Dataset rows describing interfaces
□ □ □

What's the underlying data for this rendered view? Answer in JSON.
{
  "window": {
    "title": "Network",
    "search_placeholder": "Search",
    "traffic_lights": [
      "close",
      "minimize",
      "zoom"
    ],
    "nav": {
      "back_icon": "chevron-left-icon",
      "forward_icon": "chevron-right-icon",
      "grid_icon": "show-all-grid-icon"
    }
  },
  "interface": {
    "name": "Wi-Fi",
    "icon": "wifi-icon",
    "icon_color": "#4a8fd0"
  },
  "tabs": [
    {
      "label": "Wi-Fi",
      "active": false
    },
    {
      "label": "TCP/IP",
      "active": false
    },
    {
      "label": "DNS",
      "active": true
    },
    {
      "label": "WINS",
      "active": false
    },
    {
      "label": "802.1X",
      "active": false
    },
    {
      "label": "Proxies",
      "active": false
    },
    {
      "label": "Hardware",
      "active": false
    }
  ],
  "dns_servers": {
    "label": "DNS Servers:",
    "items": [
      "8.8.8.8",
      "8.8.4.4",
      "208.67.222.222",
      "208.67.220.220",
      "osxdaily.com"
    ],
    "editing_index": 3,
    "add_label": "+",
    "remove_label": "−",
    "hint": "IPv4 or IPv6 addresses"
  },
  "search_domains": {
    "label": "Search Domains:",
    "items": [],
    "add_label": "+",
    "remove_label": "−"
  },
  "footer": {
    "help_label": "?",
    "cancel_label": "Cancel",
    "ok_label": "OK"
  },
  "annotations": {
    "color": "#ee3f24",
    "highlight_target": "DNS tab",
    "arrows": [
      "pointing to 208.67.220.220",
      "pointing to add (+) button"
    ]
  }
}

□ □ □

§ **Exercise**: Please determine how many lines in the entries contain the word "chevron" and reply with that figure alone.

§ **Answer below**: 2